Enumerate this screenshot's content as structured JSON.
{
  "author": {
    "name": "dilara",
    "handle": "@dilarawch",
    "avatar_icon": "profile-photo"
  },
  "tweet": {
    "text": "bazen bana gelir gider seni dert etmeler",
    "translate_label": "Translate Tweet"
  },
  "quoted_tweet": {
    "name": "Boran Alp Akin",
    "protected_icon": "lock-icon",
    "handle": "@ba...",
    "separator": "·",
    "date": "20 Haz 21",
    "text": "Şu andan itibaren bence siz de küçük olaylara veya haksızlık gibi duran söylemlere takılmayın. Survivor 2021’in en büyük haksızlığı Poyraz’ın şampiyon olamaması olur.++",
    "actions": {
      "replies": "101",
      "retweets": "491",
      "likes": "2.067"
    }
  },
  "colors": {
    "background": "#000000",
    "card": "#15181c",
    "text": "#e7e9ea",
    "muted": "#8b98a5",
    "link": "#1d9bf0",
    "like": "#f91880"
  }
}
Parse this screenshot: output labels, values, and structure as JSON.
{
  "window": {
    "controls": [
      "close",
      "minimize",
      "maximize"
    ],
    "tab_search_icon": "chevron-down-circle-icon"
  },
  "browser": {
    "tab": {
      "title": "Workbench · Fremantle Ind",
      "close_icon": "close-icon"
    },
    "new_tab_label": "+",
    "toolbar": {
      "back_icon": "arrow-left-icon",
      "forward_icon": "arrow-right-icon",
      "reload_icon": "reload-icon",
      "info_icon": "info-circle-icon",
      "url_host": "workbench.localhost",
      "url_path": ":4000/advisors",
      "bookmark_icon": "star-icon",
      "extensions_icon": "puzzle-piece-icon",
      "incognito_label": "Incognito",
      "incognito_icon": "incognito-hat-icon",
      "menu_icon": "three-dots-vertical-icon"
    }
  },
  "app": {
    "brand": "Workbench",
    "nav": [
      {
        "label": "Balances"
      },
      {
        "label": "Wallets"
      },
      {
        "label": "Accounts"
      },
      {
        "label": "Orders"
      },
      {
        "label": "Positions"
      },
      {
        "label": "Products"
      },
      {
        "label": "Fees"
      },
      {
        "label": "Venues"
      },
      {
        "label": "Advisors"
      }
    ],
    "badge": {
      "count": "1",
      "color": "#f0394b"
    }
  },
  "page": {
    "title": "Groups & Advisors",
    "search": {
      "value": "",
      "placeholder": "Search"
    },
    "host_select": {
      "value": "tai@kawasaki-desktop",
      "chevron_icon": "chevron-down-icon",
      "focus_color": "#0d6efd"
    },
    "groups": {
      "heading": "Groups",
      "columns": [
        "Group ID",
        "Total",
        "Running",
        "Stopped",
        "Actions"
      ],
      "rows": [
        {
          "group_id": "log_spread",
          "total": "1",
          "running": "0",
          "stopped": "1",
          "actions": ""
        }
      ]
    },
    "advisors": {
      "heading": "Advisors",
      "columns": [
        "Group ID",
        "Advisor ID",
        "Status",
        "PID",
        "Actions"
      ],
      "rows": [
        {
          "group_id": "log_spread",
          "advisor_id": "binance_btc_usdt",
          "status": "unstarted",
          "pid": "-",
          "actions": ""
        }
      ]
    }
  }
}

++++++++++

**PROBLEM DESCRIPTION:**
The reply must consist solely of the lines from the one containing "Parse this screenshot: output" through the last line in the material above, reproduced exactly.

**WRITTEN SOLUTION:**
Parse this screenshot: output labels, values, and structure as JSON.
{
  "window": {
    "controls": [
      "close",
      "minimize",
      "maximize"
    ],
    "tab_search_icon": "chevron-down-circle-icon"
  },
  "browser": {
    "tab": {
      "title": "Workbench · Fremantle Ind",
      "close_icon": "close-icon"
    },
    "new_tab_label": "+",
    "toolbar": {
      "back_icon": "arrow-left-icon",
      "forward_icon": "arrow-right-icon",
      "reload_icon": "reload-icon",
      "info_icon": "info-circle-icon",
      "url_host": "workbench.localhost",
      "url_path": ":4000/advisors",
      "bookmark_icon": "star-icon",
      "extensions_icon": "puzzle-piece-icon",
      "incognito_label": "Incognito",
      "incognito_icon": "incognito-hat-icon",
      "menu_icon": "three-dots-vertical-icon"
    }
  },
  "app": {
    "brand": "Workbench",
    "nav": [
      {
        "label": "Balances"
      },
      {
        "label": "Wallets"
      },
      {
        "label": "Accounts"
      },
      {
        "label": "Orders"
      },
      {
        "label": "Positions"
      },
      {
        "label": "Products"
      },
      {
        "label": "Fees"
      },
      {
        "label": "Venues"
      },
      {
        "label": "Advisors"
      }
    ],
    "badge": {
      "count": "1",
      "color": "#f0394b"
    }
  },
  "page": {
    "title": "Groups & Advisors",
    "search": {
      "value": "",
      "placeholder": "Search"
    },
    "host_select": {
      "value": "tai@kawasaki-desktop",
      "chevron_icon": "chevron-down-icon",
      "focus_color": "#0d6efd"
    },
    "groups": {
      "heading": "Groups",
      "columns": [
        "Group ID",
        "Total",
        "Running",
        "Stopped",
        "Actions"
      ],
      "rows": [
        {
          "group_id": "log_spread",
          "total": "1",
          "running": "0",
          "stopped": "1",
          "actions": ""
        }
      ]
    },
    "advisors": {
      "heading": "Advisors",
      "columns": [
        "Group ID",
        "Advisor ID",
        "Status",
        "PID",
        "Actions"
      ],
      "rows": [
        {
          "group_id": "log_spread",
          "advisor_id": "binance_btc_usdt",
          "status": "unstarted",
          "pid": "-",
          "actions": ""
        }
      ]
    }
  }
}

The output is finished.